TASK DETAILS: Could you print each of the records below exactly?

(Items from an interface collection)
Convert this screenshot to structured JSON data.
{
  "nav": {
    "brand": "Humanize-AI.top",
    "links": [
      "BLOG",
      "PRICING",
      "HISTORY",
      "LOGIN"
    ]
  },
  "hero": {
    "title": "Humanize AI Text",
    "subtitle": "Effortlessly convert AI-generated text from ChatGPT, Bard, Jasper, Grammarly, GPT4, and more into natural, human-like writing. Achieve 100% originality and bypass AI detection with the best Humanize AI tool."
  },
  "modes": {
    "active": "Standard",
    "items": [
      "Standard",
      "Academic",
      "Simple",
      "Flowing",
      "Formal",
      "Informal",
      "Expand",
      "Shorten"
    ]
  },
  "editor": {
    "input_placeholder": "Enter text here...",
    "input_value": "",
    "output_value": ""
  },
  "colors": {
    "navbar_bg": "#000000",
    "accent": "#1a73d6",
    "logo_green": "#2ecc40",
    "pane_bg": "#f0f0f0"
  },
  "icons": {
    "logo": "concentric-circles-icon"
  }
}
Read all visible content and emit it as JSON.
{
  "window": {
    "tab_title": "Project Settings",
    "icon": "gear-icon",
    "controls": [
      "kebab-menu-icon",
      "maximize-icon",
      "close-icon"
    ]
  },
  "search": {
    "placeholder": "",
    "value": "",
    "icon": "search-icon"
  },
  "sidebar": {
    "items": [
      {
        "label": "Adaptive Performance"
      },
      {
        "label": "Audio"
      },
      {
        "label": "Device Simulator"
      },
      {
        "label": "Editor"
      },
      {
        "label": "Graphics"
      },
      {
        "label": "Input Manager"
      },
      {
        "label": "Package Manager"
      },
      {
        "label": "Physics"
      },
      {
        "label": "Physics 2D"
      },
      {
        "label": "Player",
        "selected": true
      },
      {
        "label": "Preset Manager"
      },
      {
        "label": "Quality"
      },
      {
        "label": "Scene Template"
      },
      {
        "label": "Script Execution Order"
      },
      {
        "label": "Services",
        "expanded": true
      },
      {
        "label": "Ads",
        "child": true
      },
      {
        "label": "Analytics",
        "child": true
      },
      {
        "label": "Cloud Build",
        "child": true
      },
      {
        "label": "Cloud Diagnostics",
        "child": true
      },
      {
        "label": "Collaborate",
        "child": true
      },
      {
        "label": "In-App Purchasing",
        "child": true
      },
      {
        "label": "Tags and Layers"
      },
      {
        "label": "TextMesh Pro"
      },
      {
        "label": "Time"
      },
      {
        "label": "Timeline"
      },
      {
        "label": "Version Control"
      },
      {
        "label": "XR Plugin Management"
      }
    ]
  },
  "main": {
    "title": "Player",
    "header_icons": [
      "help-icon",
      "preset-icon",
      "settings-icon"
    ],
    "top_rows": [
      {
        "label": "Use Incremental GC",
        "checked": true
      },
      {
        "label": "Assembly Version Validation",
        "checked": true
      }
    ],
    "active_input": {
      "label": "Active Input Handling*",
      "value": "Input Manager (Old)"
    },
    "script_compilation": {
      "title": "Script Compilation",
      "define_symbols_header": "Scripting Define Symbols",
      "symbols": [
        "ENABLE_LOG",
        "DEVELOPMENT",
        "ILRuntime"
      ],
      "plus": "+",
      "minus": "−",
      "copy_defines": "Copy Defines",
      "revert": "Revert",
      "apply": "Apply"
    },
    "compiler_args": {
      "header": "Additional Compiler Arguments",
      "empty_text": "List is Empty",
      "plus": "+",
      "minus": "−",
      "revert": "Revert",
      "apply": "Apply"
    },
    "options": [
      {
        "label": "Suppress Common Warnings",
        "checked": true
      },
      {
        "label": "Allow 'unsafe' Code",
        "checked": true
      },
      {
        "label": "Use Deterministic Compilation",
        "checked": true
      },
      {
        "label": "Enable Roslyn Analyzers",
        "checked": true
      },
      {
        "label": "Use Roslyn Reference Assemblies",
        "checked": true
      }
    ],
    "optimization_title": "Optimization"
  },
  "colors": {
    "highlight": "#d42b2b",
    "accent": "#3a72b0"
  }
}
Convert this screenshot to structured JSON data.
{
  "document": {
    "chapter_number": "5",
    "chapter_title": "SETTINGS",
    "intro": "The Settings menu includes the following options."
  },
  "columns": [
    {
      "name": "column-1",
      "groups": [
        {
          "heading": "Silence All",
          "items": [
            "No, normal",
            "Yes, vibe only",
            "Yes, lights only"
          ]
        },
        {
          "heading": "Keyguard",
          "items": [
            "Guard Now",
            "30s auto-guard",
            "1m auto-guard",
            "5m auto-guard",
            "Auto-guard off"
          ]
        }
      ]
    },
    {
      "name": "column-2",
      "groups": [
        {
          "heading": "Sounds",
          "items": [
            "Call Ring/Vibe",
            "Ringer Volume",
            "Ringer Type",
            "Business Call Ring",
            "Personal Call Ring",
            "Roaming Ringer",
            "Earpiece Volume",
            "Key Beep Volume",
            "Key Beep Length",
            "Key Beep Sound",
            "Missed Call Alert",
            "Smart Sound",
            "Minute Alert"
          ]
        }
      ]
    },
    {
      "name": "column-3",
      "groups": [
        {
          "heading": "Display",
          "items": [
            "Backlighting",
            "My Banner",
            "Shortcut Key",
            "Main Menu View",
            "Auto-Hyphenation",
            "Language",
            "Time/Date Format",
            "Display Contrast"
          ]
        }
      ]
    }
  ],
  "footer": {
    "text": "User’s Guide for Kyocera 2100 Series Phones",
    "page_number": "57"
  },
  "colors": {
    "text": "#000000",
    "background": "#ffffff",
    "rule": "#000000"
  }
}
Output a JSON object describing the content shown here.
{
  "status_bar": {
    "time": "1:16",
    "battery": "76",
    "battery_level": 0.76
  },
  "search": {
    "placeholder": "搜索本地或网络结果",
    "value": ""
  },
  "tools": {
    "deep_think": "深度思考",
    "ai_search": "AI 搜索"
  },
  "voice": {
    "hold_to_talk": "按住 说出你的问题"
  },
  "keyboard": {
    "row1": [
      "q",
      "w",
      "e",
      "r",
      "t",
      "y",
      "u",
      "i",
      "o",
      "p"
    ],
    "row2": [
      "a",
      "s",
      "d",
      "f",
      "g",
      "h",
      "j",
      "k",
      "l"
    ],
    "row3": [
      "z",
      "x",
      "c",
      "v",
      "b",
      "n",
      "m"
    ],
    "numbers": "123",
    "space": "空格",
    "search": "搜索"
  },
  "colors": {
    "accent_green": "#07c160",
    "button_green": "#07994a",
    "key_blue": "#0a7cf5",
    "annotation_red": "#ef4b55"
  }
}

WRITTEN RESPONSE:
Convert this screenshot to structured JSON data.
{
  "nav": {
    "brand": "Humanize-AI.top",
    "links": [
      "BLOG",
      "PRICING",
      "HISTORY",
      "LOGIN"
    ]
  },
  "hero": {
    "title": "Humanize AI Text",
    "subtitle": "Effortlessly convert AI-generated text from ChatGPT, Bard, Jasper, Grammarly, GPT4, and more into natural, human-like writing. Achieve 100% originality and bypass AI detection with the best Humanize AI tool."
  },
  "modes": {
    "active": "Standard",
    "items": [
      "Standard",
      "Academic",
      "Simple",
      "Flowing",
      "Formal",
      "Informal",
      "Expand",
      "Shorten"
    ]
  },
  "editor": {
    "input_placeholder": "Enter text here...",
    "input_value": "",
    "output_value": ""
  },
  "colors": {
    "navbar_bg": "#000000",
    "accent": "#1a73d6",
    "logo_green": "#2ecc40",
    "pane_bg": "#f0f0f0"
  },
  "icons": {
    "logo": "concentric-circles-icon"
  }
}
Read all visible content and emit it as JSON.
{
  "window": {
    "tab_title": "Project Settings",
    "icon": "gear-icon",
    "controls": [
      "kebab-menu-icon",
      "maximize-icon",
      "close-icon"
    ]
  },
  "search": {
    "placeholder": "",
    "value": "",
    "icon": "search-icon"
  },
  "sidebar": {
    "items": [
      {
        "label": "Adaptive Performance"
      },
      {
        "label": "Audio"
      },
      {
        "label": "Device Simulator"
      },
      {
        "label": "Editor"
      },
      {
        "label": "Graphics"
      },
      {
        "label": "Input Manager"
      },
      {
        "label": "Package Manager"
      },
      {
        "label": "Physics"
      },
      {
        "label": "Physics 2D"
      },
      {
        "label": "Player",
        "selected": true
      },
      {
        "label": "Preset Manager"
      },
      {
        "label": "Quality"
      },
      {
        "label": "Scene Template"
      },
      {
        "label": "Script Execution Order"
      },
      {
        "label": "Services",
        "expanded": true
      },
      {
        "label": "Ads",
        "child": true
      },
      {
        "label": "Analytics",
        "child": true
      },
      {
        "label": "Cloud Build",
        "child": true
      },
      {
        "label": "Cloud Diagnostics",
        "child": true
      },
      {
        "label": "Collaborate",
        "child": true
      },
      {
        "label": "In-App Purchasing",
        "child": true
      },
      {
        "label": "Tags and Layers"
      },
      {
        "label": "TextMesh Pro"
      },
      {
        "label": "Time"
      },
      {
        "label": "Timeline"
      },
      {
        "label": "Version Control"
      },
      {
        "label": "XR Plugin Management"
      }
    ]
  },
  "main": {
    "title": "Player",
    "header_icons": [
      "help-icon",
      "preset-icon",
      "settings-icon"
    ],
    "top_rows": [
      {
        "label": "Use Incremental GC",
        "checked": true
      },
      {
        "label": "Assembly Version Validation",
        "checked": true
      }
    ],
    "active_input": {
      "label": "Active Input Handling*",
      "value": "Input Manager (Old)"
    },
    "script_compilation": {
      "title": "Script Compilation",
      "define_symbols_header": "Scripting Define Symbols",
      "symbols": [
        "ENABLE_LOG",
        "DEVELOPMENT",
        "ILRuntime"
      ],
      "plus": "+",
      "minus": "−",
      "copy_defines": "Copy Defines",
      "revert": "Revert",
      "apply": "Apply"
    },
    "compiler_args": {
      "header": "Additional Compiler Arguments",
      "empty_text": "List is Empty",
      "plus": "+",
      "minus": "−",
      "revert": "Revert",
      "apply": "Apply"
    },
    "options": [
      {
        "label": "Suppress Common Warnings",
        "checked": true
      },
      {
        "label": "Allow 'unsafe' Code",
        "checked": true
      },
      {
        "label": "Use Deterministic Compilation",
        "checked": true
      },
      {
        "label": "Enable Roslyn Analyzers",
        "checked": true
      },
      {
        "label": "Use Roslyn Reference Assemblies",
        "checked": true
      }
    ],
    "optimization_title": "Optimization"
  },
  "colors": {
    "highlight": "#d42b2b",
    "accent": "#3a72b0"
  }
}
Convert this screenshot to structured JSON data.
{
  "document": {
    "chapter_number": "5",
    "chapter_title": "SETTINGS",
    "intro": "The Settings menu includes the following options."
  },
  "columns": [
    {
      "name": "column-1",
      "groups": [
        {
          "heading": "Silence All",
          "items": [
            "No, normal",
            "Yes, vibe only",
            "Yes, lights only"
          ]
        },
        {
          "heading": "Keyguard",
          "items": [
            "Guard Now",
            "30s auto-guard",
            "1m auto-guard",
            "5m auto-guard",
            "Auto-guard off"
          ]
        }
      ]
    },
    {
      "name": "column-2",
      "groups": [
        {
          "heading": "Sounds",
          "items": [
            "Call Ring/Vibe",
            "Ringer Volume",
            "Ringer Type",
            "Business Call Ring",
            "Personal Call Ring",
            "Roaming Ringer",
            "Earpiece Volume",
            "Key Beep Volume",
            "Key Beep Length",
            "Key Beep Sound",
            "Missed Call Alert",
            "Smart Sound",
            "Minute Alert"
          ]
        }
      ]
    },
    {
      "name": "column-3",
      "groups": [
        {
          "heading": "Display",
          "items": [
            "Backlighting",
            "My Banner",
            "Shortcut Key",
            "Main Menu View",
            "Auto-Hyphenation",
            "Language",
            "Time/Date Format",
            "Display Contrast"
          ]
        }
      ]
    }
  ],
  "footer": {
    "text": "User’s Guide for Kyocera 2100 Series Phones",
    "page_number": "57"
  },
  "colors": {
    "text": "#000000",
    "background": "#ffffff",
    "rule": "#000000"
  }
}
Output a JSON object describing the content shown here.
{
  "status_bar": {
    "time": "1:16",
    "battery": "76",
    "battery_level": 0.76
  },
  "search": {
    "placeholder": "搜索本地或网络结果",
    "value": ""
  },
  "tools": {
    "deep_think": "深度思考",
    "ai_search": "AI 搜索"
  },
  "voice": {
    "hold_to_talk": "按住 说出你的问题"
  },
  "keyboard": {
    "row1": [
      "q",
      "w",
      "e",
      "r",
      "t",
      "y",
      "u",
      "i",
      "o",
      "p"
    ],
    "row2": [
      "a",
      "s",
      "d",
      "f",
      "g",
      "h",
      "j",
      "k",
      "l"
    ],
    "row3": [
      "z",
      "x",
      "c",
      "v",
      "b",
      "n",
      "m"
    ],
    "numbers": "123",
    "space": "空格",
    "search": "搜索"
  },
  "colors": {
    "accent_green": "#07c160",
    "button_green": "#07994a",
    "key_blue": "#0a7cf5",
    "annotation_red": "#ef4b55"
  }
}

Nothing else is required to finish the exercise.